Manjeet Rege, software and data science professor at the University of St. Thomas School of Engineering, recently spoke with the National Catholic Register about artificial intelligence and how it is impacting learning and classroom culture.
From the story:
But for schools that embrace AI, educators realize they have to pay close attention to it.
Manjeet Rege, professor and chairman of the department of software engineering and data science at University of St. Thomas in St. Paul, Minnesota, uses an AI program called “Honor Lock” as a proctor – when students take tests using a computer off-site, for instance, they have to stay within camera view, and a computer program produces red flags for possible cheating.

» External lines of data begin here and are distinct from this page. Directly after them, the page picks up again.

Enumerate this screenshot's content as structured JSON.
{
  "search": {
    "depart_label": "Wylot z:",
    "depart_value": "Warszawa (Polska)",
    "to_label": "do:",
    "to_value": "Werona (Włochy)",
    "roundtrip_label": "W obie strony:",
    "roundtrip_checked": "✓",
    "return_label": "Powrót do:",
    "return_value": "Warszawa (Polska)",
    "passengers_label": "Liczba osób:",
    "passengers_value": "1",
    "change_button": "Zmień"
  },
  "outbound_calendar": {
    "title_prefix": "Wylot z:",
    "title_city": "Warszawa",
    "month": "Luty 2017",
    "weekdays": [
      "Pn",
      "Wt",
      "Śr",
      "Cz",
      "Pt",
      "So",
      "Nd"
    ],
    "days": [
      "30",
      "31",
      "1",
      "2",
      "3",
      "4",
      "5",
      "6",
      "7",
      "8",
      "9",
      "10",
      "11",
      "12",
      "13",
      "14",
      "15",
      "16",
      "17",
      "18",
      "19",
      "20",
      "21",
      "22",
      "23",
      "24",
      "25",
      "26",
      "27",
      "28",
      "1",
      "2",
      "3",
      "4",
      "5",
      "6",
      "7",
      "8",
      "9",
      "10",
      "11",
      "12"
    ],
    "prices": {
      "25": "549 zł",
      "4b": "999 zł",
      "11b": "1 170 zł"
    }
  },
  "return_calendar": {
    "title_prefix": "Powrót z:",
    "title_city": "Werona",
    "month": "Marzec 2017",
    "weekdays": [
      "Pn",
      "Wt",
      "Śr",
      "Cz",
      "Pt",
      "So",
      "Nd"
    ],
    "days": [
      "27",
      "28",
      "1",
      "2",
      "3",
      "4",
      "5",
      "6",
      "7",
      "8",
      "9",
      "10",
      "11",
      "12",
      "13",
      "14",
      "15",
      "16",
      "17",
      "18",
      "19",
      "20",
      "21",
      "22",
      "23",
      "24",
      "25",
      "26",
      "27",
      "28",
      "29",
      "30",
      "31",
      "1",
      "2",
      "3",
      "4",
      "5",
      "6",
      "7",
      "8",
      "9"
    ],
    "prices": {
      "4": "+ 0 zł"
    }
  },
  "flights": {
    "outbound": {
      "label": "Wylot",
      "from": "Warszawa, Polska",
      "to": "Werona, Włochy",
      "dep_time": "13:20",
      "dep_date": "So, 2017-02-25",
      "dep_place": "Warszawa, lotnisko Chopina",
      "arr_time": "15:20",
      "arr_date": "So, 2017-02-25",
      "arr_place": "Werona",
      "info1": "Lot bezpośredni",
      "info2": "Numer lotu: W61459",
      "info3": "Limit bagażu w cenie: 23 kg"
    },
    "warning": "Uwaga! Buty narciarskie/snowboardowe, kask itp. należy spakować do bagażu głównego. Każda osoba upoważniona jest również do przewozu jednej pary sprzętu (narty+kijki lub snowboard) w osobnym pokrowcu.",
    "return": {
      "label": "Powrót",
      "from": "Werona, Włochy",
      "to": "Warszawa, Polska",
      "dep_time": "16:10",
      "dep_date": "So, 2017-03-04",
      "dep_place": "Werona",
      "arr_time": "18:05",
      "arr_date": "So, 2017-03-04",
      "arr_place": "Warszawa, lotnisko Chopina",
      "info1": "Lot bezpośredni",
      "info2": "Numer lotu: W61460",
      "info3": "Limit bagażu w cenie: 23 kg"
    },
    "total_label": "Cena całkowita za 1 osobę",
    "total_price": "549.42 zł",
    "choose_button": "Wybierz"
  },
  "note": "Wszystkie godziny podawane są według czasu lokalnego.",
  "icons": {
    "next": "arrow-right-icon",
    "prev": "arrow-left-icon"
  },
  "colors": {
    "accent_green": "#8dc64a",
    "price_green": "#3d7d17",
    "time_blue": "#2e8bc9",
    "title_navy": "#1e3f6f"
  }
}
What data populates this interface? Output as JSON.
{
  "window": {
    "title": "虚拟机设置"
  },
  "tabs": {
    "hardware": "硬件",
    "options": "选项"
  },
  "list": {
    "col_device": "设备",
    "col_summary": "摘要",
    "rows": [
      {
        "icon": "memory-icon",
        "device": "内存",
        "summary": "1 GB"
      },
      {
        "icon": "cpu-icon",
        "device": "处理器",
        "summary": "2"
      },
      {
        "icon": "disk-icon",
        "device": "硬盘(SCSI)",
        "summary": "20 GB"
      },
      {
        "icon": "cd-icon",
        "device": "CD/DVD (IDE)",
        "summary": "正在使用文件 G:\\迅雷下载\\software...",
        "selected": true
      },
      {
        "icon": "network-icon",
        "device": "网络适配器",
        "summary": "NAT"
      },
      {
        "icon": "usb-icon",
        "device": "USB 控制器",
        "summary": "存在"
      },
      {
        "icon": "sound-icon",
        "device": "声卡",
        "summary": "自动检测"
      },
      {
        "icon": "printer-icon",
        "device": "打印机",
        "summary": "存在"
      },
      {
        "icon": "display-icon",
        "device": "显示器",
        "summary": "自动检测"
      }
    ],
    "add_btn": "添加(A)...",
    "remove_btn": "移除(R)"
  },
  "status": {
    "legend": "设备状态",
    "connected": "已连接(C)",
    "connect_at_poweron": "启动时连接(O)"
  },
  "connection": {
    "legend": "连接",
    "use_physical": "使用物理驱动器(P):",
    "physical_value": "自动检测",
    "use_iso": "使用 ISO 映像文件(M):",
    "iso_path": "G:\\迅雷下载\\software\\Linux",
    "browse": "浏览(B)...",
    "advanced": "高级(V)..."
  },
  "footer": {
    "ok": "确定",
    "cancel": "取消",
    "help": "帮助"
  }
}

As a scientist, Rege embraces AI because it enables tasks that previously either weren’t possible or were much more time-consuming. But he also wants students to be aware of its limits, particularly when it comes to ethics.
He recalls when he was an undergraduate and a graduate student not having access to Google, and he worries about students over-relying on technology – including, now, AI.
“I often tell this to the students in class: If I ask a question, I say, ‘Don’t pick up your phone. Just keep looking at me and think it through,’” Rege said.
They’ll need that skill in their future jobs.